Rikus Grobler | Oct 18, 2017 | 0
Building a replica of the Great Wall in Africa
Economic growth in China slows from above 10% to around 7.5% and the world holds its breath in anticipation of the economic fall-out. Just before the international financial crisis, Chinese companies started hoarding raw materials and commodity price started their meteoric rise. Then following the crisis, Chinese manufacturers drew down on commodity inventories not replenishing them at the same rate, and the so-called Commodity Super Cycle is declared dead by a host of respectable market analysts.
The Chinese economic phenomenon is certainly occupying a large part of the West’s intellectual capacity. Not a single week goes by without at least four or five reports, all looking at the Chinese economy from some angle, crossing my desk. If these reports have an indigenous origin, they generally praise China’s economic miracle, focussing mostly on the future, and glossing over the glaring anomalies that constitute the largest of all the Asian Tigers. But reports coming from more sober analysts without a vested interest in punting the Chinese miracle, take a different view.
“China’s economy remains heavily tied to bureaucratic, inefficient state-owned enterprises that produce about half of GDP and employ around a quarter of the labor force. Over half of the companies listed on the Shanghai Stock Exchange are SOEs, the direct result of the government’s preference for them as IPO issuers while private businesses are starved for capital. SOEs are so inefficient that they require loans at sub-market rates from the government banks, subsidized by low deposit rates.” This unflattering revelation is quoted from the most recent (July 2013) edition of Gary Shilling’s Insight blog.
Looking at the impact Chinese procurement has on our own economy, leads me to wonder about the efficiency of our modest but earnest attempt to create a better life for all Namibians. Our intentions are noble, but the major influence Chinese institutions and their way of thinking, have on our own institutions, is becoming more obvious by the day. Perhaps the most comparable, fundamental strategy, is the so-called series of successive 5-year development plans. Similar interventions were a signature of Stalin’s reign in Russia, and emulating the great destroyer of men, Chairman Mao dze Dong’s feeble attempts of holding a post-civil war China together, trying hard to find work for a small fraction of the whole population.
Another opinion piece I came across describes the Chinese economy as follows: “Research reveals that strong enforcement of property rights and stable, predictable, and non-confiscatory tax and regulatory regimes are essential to long-run economic prosperity. The key to China’s reform, and what the Chinese people want most, is John Adams’s “government of laws, not men” – even-handed administration of reasonable laws, not special favors for the connected few. Indeed, Finance Minister Lou Jiwei echoed Adams (and Adam Smith) when he proclaimed, “…resources should be allocated by prices and markets, not government officials.” This comes from an article by Michael J. Boskin, Professor of Economics at Stanford University, written for Project Syndicate, a group that promotes understanding of economic issues and the way these are covered in the popular press.

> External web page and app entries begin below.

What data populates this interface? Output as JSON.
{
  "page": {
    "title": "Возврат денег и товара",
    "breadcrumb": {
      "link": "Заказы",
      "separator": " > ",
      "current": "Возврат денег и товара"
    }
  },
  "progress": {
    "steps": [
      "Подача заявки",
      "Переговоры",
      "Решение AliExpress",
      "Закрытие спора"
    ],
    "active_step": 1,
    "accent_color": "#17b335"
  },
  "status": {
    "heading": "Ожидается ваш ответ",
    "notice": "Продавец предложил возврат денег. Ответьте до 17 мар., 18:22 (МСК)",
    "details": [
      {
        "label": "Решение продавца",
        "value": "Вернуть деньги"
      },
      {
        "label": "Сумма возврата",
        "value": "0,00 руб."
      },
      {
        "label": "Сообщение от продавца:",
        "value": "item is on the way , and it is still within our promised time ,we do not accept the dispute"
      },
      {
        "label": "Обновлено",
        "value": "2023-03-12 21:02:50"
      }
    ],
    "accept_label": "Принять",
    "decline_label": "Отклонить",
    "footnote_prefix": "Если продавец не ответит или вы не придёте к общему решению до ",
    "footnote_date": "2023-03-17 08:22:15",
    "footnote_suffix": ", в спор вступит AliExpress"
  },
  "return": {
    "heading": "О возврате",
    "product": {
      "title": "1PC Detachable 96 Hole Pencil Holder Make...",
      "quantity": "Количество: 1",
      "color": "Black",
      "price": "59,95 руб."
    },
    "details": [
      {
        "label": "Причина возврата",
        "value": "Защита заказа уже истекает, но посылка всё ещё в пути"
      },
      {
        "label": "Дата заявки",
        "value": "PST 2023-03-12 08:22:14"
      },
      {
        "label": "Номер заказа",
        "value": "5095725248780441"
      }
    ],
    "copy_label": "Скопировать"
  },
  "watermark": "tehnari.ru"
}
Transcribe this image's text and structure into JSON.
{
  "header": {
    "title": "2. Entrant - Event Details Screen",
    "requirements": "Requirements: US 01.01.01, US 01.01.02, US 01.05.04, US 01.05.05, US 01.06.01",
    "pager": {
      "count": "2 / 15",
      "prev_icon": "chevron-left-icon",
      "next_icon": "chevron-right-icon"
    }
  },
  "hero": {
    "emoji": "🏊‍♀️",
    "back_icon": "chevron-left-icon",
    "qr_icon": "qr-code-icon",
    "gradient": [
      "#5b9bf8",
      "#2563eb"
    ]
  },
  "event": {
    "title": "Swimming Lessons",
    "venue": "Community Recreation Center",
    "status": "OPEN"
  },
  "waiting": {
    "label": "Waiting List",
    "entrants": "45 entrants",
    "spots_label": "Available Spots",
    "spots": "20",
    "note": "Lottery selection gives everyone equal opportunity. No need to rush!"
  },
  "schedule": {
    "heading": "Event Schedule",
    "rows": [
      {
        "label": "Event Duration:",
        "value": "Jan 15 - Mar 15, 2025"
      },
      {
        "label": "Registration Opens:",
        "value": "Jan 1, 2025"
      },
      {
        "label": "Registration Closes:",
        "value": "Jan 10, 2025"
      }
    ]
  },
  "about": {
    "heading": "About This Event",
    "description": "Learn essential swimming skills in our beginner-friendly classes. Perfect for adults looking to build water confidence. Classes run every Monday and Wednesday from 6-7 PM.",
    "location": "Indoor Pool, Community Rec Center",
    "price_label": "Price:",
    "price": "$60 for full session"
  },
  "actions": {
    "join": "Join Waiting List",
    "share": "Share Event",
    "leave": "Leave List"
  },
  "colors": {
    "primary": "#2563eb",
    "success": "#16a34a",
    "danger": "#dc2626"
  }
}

When I read these statements (sentiments) I can not ignore the striking similarities with the economic road we have embarked on so aggressively the past number of years. Our state is also the main economic driver and currently, the biggest provider of capital and liquidity. Our state is also fond of controlling a myriad of state-owned enterprises. These range from very successful if they operate as monopolies, to basket cases, where they have to compete against private companies. All but a few remain dependent on continued government bail-outs financed through the fiscus; most have a history of eroding capital and wasting resources; most have severe capacity constraints in terms of human resources, and almost all SOE managements think the problem can be solved by just throwing more money after the delinquent.
By my own calculations, if our government continues to artificially stimulate the economy at a rate comparable to the past five years, we will hit the 60% debt to GDP ratio within six or seven years, and 100% indebtedness in about eleven years. At that point we will be able to show fantastic nominal growth but I have a sneaky suspicion we will be left with a number of considerable asset bubbles, similar to but bigger by many orders of magnitude, than the property asset bubble we are happily fueling now.